If a line below includes the string "text", copy it.

^^^^^^^^

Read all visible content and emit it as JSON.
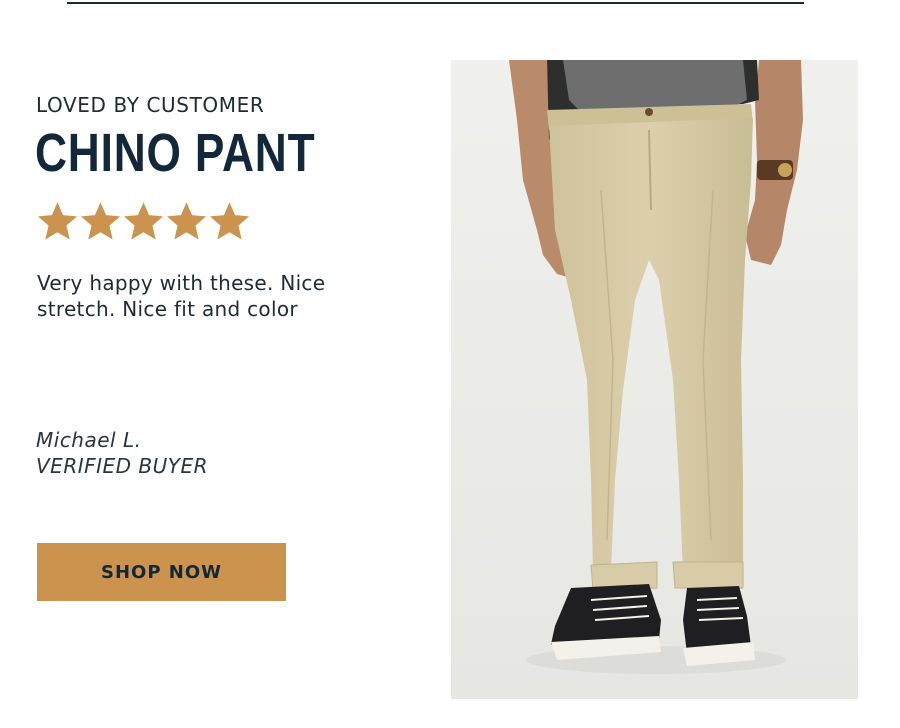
{
  "header": {
    "eyebrow": "LOVED BY CUSTOMER"
  },
  "product": {
    "title": "CHINO PANT"
  },
  "rating": {
    "value": 5,
    "max": 5,
    "color": "#cc934f"
  },
  "review": {
    "text": "Very happy with these. Nice stretch. Nice fit and color",
    "reviewer_name": "Michael L.",
    "reviewer_status": "VERIFIED BUYER"
  },
  "cta": {
    "label": "SHOP NOW",
    "color": "#cc934f"
  },
  "colors": {
    "title": "#13273a",
    "text": "#1c2b36",
    "divider": "#1d2a33"
  },
  "image": {
    "subject": "model-wearing-khaki-chino-pants"
  }
}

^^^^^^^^

**Problem solution:**
    "text": "Very happy with these. Nice stretch. Nice fit and color",
    "text": "#1c2b36",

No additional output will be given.